Fans will soon have another football offering to choose from as 2K Games once again partners with the National Football League. The game publisher's newly announced deal with the NFL is to produce multiple titles. The first of these games will be released in 2021, so players won't have to wait long. However, this won’t be a return of where the company left off in 2005 with NFL 2K5. As the official announcement points out, the multi-year deal is specifically for “non-simulation” titles, which means that 2K won’t directly compete with Electronic Arts' Madden series for now.

To clear up any confusion, EA issued a statement stating that its licensing deal is still in effect. The company confirmed that it is still the "exclusive publisher of NFL simulation games," as it has for the past 15 years. It also states that the partnership has always allowed for the development of non-simulation titles by other studios.

Read more
Counter-Strike 2 is now available on Steam for free after surprise launch
A team groups up in Counter-Strike 2.

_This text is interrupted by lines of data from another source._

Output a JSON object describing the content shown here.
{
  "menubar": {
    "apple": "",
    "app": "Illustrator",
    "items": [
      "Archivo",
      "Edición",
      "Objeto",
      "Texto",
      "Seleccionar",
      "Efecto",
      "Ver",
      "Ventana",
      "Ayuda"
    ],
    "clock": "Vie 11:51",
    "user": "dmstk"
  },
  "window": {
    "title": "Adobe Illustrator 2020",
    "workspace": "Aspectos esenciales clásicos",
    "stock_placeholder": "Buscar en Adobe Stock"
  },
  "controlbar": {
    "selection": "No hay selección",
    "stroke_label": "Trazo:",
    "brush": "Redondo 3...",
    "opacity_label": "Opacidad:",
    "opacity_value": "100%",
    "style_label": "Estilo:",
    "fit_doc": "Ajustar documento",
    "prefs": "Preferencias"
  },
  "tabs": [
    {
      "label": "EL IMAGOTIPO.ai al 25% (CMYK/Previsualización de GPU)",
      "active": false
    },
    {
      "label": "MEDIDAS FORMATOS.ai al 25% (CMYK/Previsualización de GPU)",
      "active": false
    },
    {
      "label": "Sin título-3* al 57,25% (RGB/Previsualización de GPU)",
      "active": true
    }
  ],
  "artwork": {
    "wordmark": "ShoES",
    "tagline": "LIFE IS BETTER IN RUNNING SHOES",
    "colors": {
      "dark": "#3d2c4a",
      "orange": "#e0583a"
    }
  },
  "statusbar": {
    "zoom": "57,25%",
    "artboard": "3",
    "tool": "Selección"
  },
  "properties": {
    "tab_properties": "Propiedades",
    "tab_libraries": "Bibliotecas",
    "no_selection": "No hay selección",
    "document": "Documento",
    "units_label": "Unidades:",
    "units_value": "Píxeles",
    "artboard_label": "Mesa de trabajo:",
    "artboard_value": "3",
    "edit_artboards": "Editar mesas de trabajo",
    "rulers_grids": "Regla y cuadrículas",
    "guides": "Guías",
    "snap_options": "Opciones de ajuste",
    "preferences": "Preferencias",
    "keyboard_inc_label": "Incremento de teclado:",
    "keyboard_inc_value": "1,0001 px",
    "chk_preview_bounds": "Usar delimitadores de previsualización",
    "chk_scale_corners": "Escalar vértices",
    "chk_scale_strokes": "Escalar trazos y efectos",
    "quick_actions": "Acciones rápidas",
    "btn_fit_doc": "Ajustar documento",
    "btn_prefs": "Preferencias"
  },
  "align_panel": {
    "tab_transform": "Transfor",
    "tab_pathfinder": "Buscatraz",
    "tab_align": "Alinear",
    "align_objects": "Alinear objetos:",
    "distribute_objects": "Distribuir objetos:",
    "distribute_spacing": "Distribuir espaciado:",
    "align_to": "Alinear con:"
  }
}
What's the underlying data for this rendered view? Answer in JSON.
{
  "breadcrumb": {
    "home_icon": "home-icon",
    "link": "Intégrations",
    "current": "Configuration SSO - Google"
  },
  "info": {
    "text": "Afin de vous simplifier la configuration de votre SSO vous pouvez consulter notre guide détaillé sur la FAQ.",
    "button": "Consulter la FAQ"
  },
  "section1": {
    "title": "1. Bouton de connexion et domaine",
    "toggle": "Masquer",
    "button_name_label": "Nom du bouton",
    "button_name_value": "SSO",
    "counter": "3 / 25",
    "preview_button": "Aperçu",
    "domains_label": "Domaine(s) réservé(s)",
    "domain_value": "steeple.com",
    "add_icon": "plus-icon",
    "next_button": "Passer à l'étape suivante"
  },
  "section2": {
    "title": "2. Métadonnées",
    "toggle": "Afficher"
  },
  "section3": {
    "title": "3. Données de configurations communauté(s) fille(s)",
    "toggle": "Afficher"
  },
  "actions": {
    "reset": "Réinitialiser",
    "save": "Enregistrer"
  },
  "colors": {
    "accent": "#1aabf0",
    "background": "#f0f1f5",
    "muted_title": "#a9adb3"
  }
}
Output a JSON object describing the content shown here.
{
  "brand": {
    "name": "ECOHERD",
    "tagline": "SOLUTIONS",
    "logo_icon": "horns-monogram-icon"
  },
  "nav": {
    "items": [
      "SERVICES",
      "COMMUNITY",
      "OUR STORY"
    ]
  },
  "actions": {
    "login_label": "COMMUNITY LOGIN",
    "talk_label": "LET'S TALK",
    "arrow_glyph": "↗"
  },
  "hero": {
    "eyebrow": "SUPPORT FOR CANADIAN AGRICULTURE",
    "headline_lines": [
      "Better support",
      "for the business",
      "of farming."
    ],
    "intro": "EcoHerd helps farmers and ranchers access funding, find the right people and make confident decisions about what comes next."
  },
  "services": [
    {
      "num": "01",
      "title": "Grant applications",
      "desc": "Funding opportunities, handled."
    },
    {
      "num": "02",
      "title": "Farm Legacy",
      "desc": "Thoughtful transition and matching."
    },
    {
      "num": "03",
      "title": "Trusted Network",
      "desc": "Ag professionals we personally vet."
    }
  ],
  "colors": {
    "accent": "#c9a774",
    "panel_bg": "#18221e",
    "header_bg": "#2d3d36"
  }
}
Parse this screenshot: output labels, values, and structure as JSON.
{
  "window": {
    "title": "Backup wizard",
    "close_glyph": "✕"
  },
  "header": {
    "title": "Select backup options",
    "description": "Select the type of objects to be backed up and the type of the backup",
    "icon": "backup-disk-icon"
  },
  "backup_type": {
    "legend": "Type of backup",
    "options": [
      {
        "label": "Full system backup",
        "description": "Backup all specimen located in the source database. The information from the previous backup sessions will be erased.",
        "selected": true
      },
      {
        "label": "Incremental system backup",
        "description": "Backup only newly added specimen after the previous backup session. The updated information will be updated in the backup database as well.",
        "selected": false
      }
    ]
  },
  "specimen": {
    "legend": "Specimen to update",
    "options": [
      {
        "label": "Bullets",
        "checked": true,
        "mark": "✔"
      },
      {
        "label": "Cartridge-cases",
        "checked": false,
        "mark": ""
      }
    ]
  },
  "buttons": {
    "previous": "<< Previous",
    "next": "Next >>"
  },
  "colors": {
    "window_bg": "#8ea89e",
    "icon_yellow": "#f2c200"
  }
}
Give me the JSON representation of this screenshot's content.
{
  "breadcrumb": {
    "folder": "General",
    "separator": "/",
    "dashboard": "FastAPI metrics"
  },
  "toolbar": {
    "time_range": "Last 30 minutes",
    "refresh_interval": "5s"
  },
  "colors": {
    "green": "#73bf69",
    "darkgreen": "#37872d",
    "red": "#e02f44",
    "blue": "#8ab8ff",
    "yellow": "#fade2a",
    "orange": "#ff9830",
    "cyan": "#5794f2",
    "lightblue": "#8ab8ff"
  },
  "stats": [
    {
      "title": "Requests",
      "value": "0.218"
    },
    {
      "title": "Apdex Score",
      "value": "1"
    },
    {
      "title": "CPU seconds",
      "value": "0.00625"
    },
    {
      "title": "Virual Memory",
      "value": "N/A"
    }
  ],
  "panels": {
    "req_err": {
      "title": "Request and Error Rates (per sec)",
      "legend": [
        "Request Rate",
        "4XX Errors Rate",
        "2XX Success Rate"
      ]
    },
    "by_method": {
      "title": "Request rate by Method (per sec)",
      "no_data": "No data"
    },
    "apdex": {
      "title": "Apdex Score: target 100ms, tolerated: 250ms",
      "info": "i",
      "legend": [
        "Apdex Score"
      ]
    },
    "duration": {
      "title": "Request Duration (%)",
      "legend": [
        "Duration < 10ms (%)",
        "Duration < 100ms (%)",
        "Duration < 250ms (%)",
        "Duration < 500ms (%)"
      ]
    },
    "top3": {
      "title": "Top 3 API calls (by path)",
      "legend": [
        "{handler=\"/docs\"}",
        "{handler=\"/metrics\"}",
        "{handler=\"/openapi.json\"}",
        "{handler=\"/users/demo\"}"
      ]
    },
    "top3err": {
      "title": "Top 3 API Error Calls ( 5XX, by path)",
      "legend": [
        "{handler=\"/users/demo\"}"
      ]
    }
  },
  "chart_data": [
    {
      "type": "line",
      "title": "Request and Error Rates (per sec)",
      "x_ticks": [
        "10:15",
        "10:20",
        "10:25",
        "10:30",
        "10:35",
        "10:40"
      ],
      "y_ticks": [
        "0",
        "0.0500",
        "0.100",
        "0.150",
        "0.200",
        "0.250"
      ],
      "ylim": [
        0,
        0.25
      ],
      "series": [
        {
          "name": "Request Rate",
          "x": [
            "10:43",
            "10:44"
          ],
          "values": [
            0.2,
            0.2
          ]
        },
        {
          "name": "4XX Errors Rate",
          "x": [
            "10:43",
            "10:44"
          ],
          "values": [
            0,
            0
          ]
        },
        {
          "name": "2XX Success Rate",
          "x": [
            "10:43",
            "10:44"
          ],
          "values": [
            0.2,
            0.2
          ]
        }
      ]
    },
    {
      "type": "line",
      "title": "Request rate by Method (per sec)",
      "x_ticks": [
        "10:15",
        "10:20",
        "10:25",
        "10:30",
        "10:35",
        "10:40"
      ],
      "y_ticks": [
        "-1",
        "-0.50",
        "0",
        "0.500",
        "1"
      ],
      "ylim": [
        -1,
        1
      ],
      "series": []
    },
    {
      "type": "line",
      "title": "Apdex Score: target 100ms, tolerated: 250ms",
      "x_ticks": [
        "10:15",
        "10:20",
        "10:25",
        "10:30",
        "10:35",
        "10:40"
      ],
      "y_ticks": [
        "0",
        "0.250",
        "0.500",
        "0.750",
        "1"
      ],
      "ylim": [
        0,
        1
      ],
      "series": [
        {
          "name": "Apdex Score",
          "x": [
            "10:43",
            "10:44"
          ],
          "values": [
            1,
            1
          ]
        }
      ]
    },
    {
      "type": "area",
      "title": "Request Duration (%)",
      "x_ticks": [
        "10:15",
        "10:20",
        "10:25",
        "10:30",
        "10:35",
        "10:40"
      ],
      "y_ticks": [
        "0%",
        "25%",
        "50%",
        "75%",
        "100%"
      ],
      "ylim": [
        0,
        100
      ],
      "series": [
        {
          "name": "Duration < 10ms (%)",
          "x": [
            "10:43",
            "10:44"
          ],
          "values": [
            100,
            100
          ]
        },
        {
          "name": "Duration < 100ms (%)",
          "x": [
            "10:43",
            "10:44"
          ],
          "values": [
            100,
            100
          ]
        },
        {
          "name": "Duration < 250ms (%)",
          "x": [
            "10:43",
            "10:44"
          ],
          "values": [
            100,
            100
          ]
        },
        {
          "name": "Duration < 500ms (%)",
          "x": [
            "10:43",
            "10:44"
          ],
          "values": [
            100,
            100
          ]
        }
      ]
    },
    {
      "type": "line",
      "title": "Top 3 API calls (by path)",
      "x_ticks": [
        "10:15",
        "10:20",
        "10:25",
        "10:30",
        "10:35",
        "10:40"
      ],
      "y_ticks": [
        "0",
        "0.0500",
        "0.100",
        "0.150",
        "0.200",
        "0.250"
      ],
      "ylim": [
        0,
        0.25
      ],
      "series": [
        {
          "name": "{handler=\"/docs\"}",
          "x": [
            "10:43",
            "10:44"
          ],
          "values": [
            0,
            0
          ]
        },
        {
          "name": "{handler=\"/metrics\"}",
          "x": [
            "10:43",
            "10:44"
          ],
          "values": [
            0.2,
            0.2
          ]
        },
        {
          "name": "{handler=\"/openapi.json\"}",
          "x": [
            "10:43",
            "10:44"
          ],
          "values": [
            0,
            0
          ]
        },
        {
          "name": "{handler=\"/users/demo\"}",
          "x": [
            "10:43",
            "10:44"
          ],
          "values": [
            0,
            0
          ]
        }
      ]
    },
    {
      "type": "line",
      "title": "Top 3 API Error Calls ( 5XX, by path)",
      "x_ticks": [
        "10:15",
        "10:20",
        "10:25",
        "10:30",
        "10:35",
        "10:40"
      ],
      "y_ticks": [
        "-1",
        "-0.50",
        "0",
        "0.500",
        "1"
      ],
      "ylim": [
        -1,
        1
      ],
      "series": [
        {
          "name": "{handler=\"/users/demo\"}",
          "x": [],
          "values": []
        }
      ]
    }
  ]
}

With little more than a slight tease beforehand, Valve just launched Counter-Strike 2 on Steam.
Counter-Strike 2 - Launch Trailer
Counter-Strike is Valve's long-running competitive multiplayer shooter series. Counter-Strike: Global Offensive has stayed near the top of Steam's player count charts ever since it launched in 2012. After over a decade of dominance, Valve first announced Counter-Strike 2 as a free, sequel-level upgrade to Global Offensive earlier this year. After some slight teases earlier in the month, Valve finally decided to surprise launch the game on September 27.
Counter-Strike 2 builds upon Global Offensive in Valve's newer Source 2 game engine. Outside of the obvious visual upgrades that change brings, Counter-Strike 2 adds to its predecessor with a new CS Rating system, overhauled maps, and tweaks to core mechanics like smoke grenades and the tick rate at which the first-person shooter operates. Valve also promises that the game features "upgraded Community Workshop tools," so we should get some entertaining Counter-Strike 2 mods.

Valve intends for players to smoothly transition from Global Offensive to Counter-Strike 2 as the game has simply updated to make the transition, and all items players obtained in the former work in the latter. Hopefully, this approach works out better for Valve than it did for Blizzard with Overwatch 2 last year. 
Counter-Strike 2 is available now on PC via Steam. It's a free-to-play game, although players can buy a Prime Status Upgrade for $15 that grants buyers the titular moniker. Having Prime Status grants exclusive items, item drops, and weapon cases and makes the game more likely to matchmake you with other Prime Status Counter-Strike 2 players.

Read more